I need to disagree: I believe it is important for parents (mom and dad) to show that they have some knowledge about proper nutrition. If the adoptive parents are obese, it shows that they are less than optimal at feeding themselves properly, so I cannot imagine them feeding a baby! I think the baby's rights also need to be considered; places like England consider morbid obesity in todlers a form of child abuse. It is admirable that this woman is dropping the weight, it shows that she is dedicated; hopefully she will learn a thing or two about proper nutrition. Also, I do not believe that the fact that obese women can generally get pregnant without asking for permission justifies that they should adopt. Women with schizophrenia, women suffering from down syndrome, and highschool girls can also get pregnant. I would not let them adopt my child.

Cara, obviously seething but still maintaining blogular professionalism through her sarcasm:

1. You cannot tell ANYTHING about a person's nutrition by what they weigh. Nothing. Zip. Nada. You can't.
2. Yeah, having a mother who eats too much is WAY worse than living your life in government care. Tell that to all the foster kids out there.
3. The fact that you compare obesity with mental illness says a lot about you and your prejudices.

Fat-shaming Commenter responds by bringing up the tired obesity-as-medical-epidemic argument, (perfect material for a spot on a fat-shaming bingo card) and then she really caught my attention by saying this:

I live in Canada, where we have a universal health care system. That means a good chunk of my salary goes to the government to finance that health care system. About half of it actually. When people make the decision to eat poorly, and let themselves reach 300lb, it costs me a lot of money. That means we need to purchase hospital equipment in which they can fit, including scanners that cost millions of dollars. That money could be used to have a more efficient adoption system that insures each orphan finds a loving, caring home. It makes me bitter to pay for people who make the decision to gamble with their lifes and neglect the way they eat. I believe in prevention.

I can't even begin to tell you how sad it made me to hear this. Living in the United States, where we so desperately need to get with the times and care enough about our citizens to have universal health care, I would be so disappointed if one of the effects of switching to such a system would be an increase in the already terrible amount of prejudice against overweight people in our society. The last thing I want is for us to go from a culture that is teasing and hateful toward fat people to one that is also bitter and resentful for contributing to their medical care. I sincerely hope this commenter is the exception and not the norm. (Anyone from a country with socialized health care want to weigh in?) I also want to know if she and her kind are Equal Opportunity Shamers. Do they similarly resent and advocate for discrimination against other groups of people who may stereotypically take up more than their "share" of the health system? Diabetics? AIDS patients? Smokers? War veterans? Cancer patients? Disabled people? Professional athletes? Pregnant women? The elderly?
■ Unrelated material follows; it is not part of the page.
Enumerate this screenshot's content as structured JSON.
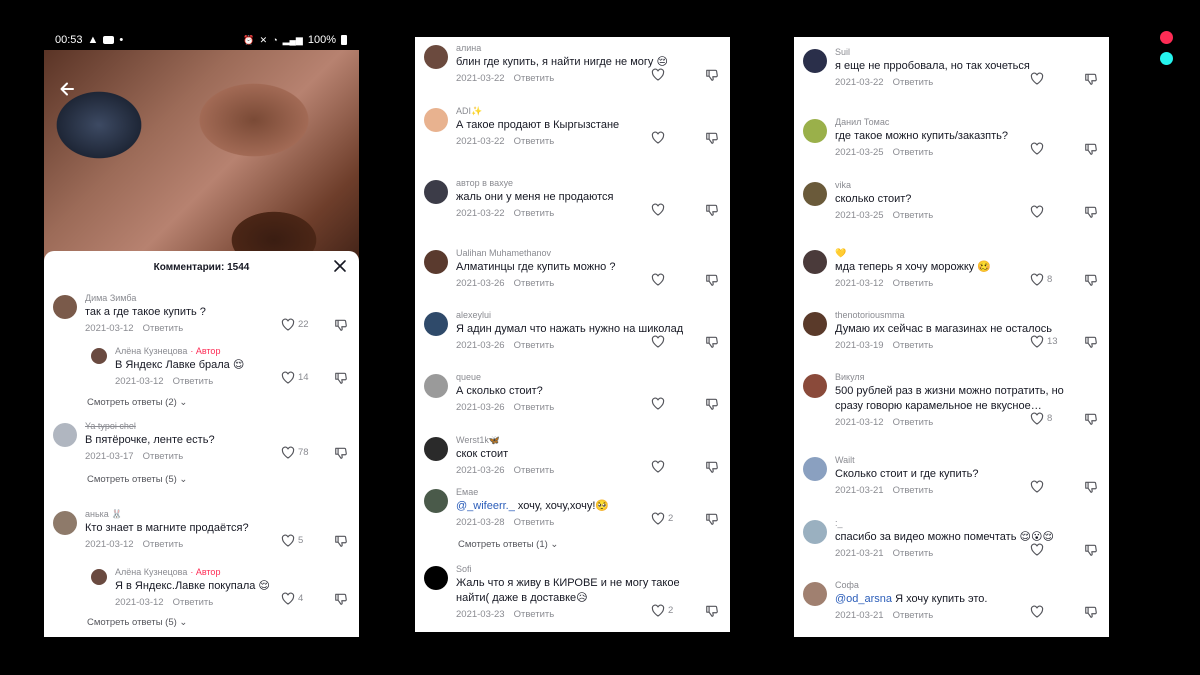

On a completely related note, I saw Michael Moore's Sicko over the weekend. And wow. Go see it. Here's a clip for your enjoyment: